Days before the ceremony, the family builds a hearse in the shape of a traditional house and square to pray the deceased. The hearse will stay in the grave with the deceased. Therefore, it has to be as perfect as possible. The squares to pray must be able to accommodate all the guests. For some ceremonies, more than a hundred guests could come, thus these squares have to huge.
The ceremony with the Toraja
1. The Toraja’s rules
First, you have to know that assist to a ceremony without knowing the family or the deceased is not as rude as it could be in our culture. You will be totally accepted and welcome (under some conditions) by the family and friends of the deceased. The Torajas think that the more persons come to the ceremony, the easiest the journey to heaven for the deceased is.
I spoke you about conditions to assist to a ceremony and here they are. The first one is to come with a guide. Generally speaking, the guide will know the family and help you to behave properly and with respect. The ceremony follows a precise plan. It’s easy to misbehave or misunderstand a behavior.
The second condition is to bring an offering to the deceased. The tradition is to bring a kilogram of sugar or rice or a carton of cigarettes.
The last condition, which requires only common sense, is to wear sober colors. It’s better if you avoid bright colors and choose instead of colors like brown, grey or any others dark colors, even if black is not mandatory. Don’t forget you go to a funeral ceremony!
2. The coffin procession

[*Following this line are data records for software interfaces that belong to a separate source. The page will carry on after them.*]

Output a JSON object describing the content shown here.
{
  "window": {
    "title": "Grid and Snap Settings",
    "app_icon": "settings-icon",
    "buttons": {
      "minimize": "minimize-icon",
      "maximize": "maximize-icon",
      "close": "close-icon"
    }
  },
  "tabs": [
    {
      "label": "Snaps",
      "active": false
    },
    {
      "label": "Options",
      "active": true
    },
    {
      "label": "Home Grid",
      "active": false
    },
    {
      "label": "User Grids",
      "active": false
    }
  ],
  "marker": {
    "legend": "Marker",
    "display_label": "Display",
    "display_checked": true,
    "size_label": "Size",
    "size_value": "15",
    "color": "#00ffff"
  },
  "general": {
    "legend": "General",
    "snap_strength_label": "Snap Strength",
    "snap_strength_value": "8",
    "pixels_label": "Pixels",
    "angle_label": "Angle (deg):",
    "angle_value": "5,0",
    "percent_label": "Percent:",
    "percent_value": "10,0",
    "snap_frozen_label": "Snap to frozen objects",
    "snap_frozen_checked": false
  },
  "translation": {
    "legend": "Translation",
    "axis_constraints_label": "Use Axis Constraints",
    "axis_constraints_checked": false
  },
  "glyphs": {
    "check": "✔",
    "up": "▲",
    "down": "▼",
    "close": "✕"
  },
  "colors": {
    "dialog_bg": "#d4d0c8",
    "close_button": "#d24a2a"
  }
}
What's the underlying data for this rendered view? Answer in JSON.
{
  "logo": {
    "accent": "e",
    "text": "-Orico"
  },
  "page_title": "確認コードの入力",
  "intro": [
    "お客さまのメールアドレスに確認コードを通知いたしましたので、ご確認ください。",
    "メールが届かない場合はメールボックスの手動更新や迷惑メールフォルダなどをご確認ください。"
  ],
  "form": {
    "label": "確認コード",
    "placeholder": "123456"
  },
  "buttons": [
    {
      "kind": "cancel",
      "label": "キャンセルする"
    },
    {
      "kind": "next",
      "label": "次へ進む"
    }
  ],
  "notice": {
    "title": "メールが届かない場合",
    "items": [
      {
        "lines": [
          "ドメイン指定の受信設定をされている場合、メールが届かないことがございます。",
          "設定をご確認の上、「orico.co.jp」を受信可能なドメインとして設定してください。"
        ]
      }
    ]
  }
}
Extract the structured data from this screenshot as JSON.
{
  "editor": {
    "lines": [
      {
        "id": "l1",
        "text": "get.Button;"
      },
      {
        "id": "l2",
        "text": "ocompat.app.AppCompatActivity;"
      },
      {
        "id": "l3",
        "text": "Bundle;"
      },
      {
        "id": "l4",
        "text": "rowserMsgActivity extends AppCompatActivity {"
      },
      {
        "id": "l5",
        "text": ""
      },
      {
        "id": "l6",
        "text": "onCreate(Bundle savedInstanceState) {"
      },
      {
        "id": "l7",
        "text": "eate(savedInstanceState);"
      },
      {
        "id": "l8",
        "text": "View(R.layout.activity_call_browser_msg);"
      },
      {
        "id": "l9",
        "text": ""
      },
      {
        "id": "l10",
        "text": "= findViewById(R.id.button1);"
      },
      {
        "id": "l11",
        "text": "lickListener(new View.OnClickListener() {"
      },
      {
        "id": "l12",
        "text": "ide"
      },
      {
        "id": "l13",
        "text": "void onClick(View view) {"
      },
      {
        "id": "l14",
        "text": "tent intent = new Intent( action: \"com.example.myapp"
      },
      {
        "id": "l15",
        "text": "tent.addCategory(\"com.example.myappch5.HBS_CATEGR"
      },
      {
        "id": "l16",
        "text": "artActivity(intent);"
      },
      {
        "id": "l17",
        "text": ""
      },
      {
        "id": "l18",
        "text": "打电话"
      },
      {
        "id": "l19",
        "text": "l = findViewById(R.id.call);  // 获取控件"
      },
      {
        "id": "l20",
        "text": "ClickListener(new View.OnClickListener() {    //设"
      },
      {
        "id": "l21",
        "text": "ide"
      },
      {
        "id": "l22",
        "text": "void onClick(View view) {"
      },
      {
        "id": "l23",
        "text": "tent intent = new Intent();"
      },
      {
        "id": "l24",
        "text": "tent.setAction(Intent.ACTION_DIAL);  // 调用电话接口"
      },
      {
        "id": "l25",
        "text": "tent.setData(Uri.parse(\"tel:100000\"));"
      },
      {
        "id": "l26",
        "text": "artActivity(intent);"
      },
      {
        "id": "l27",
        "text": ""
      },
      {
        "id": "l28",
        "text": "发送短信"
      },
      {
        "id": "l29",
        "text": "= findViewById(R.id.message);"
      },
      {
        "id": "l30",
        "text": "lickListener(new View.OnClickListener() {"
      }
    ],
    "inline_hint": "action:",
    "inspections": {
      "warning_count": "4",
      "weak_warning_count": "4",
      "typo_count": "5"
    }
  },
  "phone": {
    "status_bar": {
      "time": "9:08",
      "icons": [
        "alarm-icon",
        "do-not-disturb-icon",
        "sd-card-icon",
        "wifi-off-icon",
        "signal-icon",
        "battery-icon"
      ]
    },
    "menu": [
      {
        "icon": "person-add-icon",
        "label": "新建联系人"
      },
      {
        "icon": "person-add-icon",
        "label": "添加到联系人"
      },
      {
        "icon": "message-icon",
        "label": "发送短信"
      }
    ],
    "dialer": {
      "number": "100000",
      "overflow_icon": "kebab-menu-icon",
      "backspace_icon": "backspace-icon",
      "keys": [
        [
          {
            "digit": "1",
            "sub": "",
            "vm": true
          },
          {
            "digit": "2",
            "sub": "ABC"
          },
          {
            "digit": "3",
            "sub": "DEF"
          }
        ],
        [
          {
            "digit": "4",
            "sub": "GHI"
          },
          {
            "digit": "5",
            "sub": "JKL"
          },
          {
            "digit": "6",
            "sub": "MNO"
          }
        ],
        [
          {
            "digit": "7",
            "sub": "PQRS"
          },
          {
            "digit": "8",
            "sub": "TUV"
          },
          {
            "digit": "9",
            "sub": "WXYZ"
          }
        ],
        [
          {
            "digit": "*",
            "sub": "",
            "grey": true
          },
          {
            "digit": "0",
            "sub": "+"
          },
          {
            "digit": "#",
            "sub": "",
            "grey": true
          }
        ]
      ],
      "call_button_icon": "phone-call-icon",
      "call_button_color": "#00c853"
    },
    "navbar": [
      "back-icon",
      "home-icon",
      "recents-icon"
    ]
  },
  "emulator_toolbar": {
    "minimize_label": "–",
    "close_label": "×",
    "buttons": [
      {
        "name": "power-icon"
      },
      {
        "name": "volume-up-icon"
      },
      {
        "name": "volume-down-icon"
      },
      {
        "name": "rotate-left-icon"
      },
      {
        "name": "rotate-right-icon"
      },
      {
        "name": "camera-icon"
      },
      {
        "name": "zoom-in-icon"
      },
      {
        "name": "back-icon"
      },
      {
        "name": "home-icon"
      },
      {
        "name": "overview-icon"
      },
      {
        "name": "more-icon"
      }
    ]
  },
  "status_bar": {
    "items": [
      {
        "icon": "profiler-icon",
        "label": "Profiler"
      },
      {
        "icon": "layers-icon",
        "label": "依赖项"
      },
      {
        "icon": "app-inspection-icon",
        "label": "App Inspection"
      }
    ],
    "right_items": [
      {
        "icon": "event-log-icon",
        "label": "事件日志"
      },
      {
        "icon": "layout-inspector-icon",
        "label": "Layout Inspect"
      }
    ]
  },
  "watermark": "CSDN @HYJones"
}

The ceremony starts with the preach speech. During this speech, you will sit in the pray squares. To access them, don’t forget to take off your shoes. This moment might seem long for you, especially if you don’t speak Indonesian. After the prays, everybody, share a traditional Torajas meal. In my case, it was Pa’Piong. It’s meat cooked in bamboo sticks and with rice, of course.
Next, things become more interesting. The coffin is carried with its hearse in the village. The Buffaloes and a hundred people are walking with this procession. During this walk, there is a funny tradition: there many water fights (very many) and people kick each other (gently don’t worry). All of this creates a festive atmosphere and a happy procession.
Once the coffin comes back, everybody prepares themselves to help to drop the coffin in the cabin which is few meters high and looks like a traditional house. The hearse is dismantled and reassembled in the cabin. Meanwhile, the persons who carry the coffin, rock it. To be honest, it looks like their shake it to me first. The aim is to remind the mother movements to calm a baby. When the hearse is reassembled, the coffin goes in the cabin.
3. The sacrifice
[I reassure you, there won’t be picture or video in this part.]
The ceremony ends with the part I liked the less: the buffaloes sacrifice. Like I told you before, the buffalo is very important for the Torajas and the families can sell everything and take debt to buy at least one beast. It’s important for the procession in the village, but also for the sacrifice at the end of the ceremony. When the coffin is settled in the cabin, the family sacrifices one or more buffaloes. The beast is attached and lays down. A man of the deceased’s family comes and kills the beast. The ceremony is over once the beast is dead. The buffalo will be eaten by the family and friends on the days after the ceremony. The Torajas don’t sacrifice animal “just for the show”, they do believe in animistic belief.
4. The funerals
The Torajas don’t really bury their deceased. The coffins are stored in caves with their belongings (cigarettes, smartphones, jewels, etc.). It can be one huge family cave or several individuals caves. Sometimes, the individual caves are carved in a cliff or in a huge rock. Usually, a door closes the access and guarantees peace and tranquility. When the family is very rich and noble, they have wooden sculptures which represent them: a tau-tau.
You also find the hearses which look like a traditional Toraja house next to the tomb. The family leaves all the objects which were used during the ceremony.
For the babies
Note: For the Torajas, a baby is a child without teeth.
When a baby died, he isn’t buried in a cave. His coffin in more simple and much smaller. The coffin is attached to a tree. It is a special tree. According to their belief, thanks to this tree, the deceased will merge with the tree and will go in heaven. It is also discouraged to come and see the sacred tree around noon. The sacred tree might curse you.
As you noticed, the Toraja culture is very different from our European culture. Some of their traditions may surprise us. I recommend you to visit the Torajas Land with an open mind and with respect to the local culture.
For those you could assist at one ceremony, what is your impression about it? What surprised you the most?